(Collection entries)
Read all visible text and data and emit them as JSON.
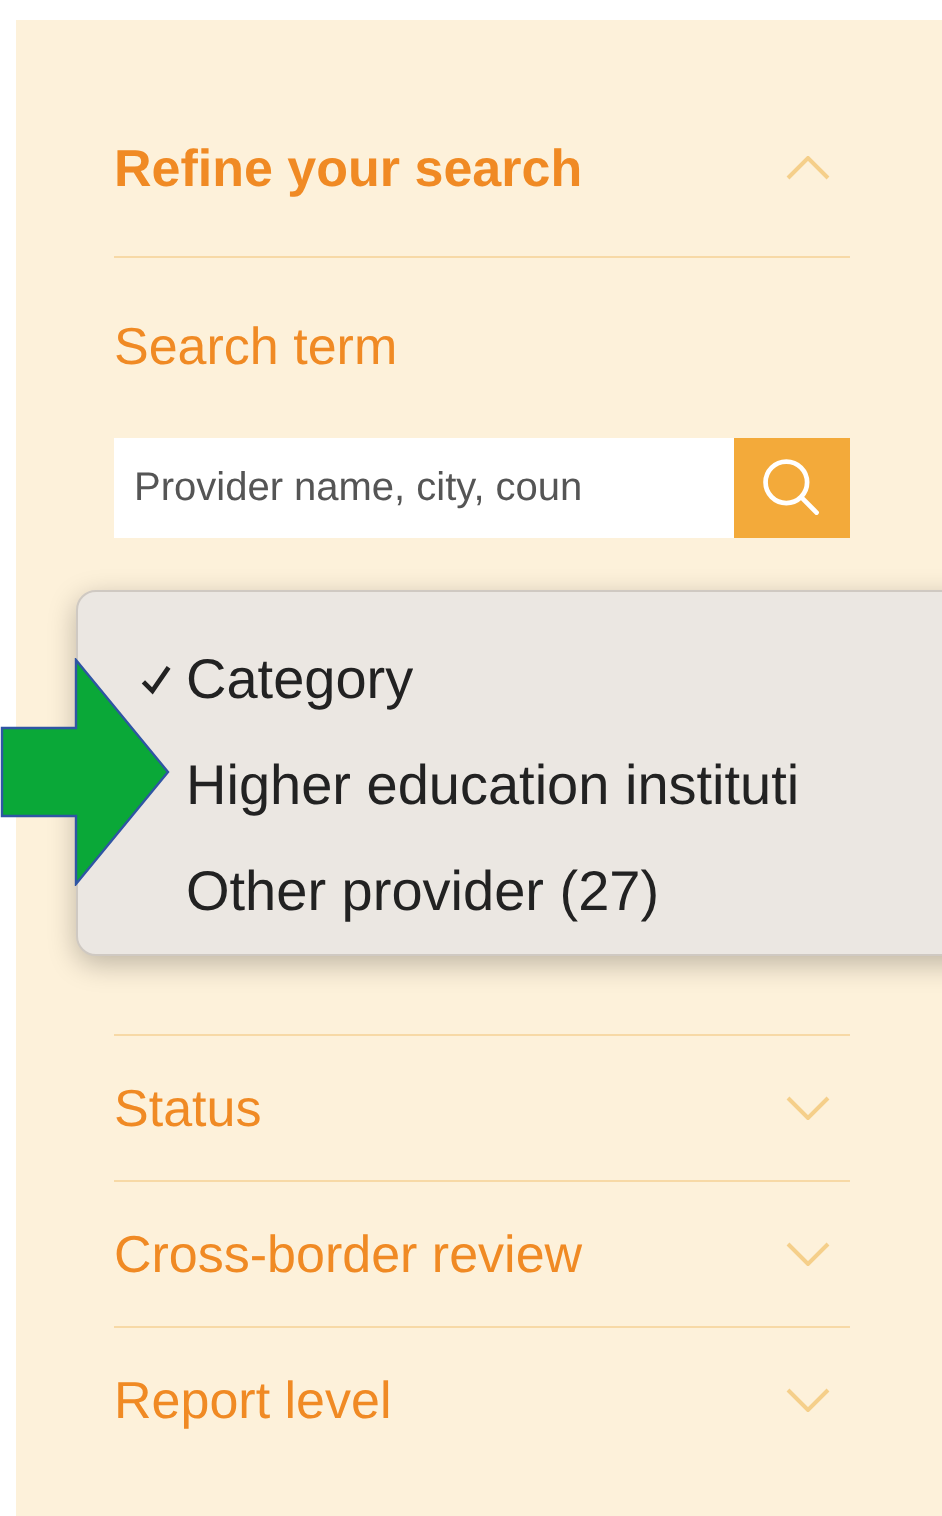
{
  "panel": {
    "title": "Refine your search",
    "expanded": true
  },
  "search": {
    "label": "Search term",
    "placeholder": "Provider name, city, coun"
  },
  "filters": [
    {
      "label": "Status",
      "expanded": false
    },
    {
      "label": "Cross-border review",
      "expanded": false
    },
    {
      "label": "Report level",
      "expanded": false
    }
  ],
  "dropdown_menu": {
    "items": [
      {
        "label": "Category",
        "checked": true
      },
      {
        "label": "Higher education instituti",
        "checked": false
      },
      {
        "label": "Other provider (27)",
        "checked": false
      }
    ]
  }
}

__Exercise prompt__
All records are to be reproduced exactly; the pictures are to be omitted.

__Finished task__
Read all visible text and data and emit them as JSON.
{
  "panel": {
    "title": "Refine your search",
    "expanded": true
  },
  "search": {
    "label": "Search term",
    "placeholder": "Provider name, city, coun"
  },
  "filters": [
    {
      "label": "Status",
      "expanded": false
    },
    {
      "label": "Cross-border review",
      "expanded": false
    },
    {
      "label": "Report level",
      "expanded": false
    }
  ],
  "dropdown_menu": {
    "items": [
      {
        "label": "Category",
        "checked": true
      },
      {
        "label": "Higher education instituti",
        "checked": false
      },
      {
        "label": "Other provider (27)",
        "checked": false
      }
    ]
  }
}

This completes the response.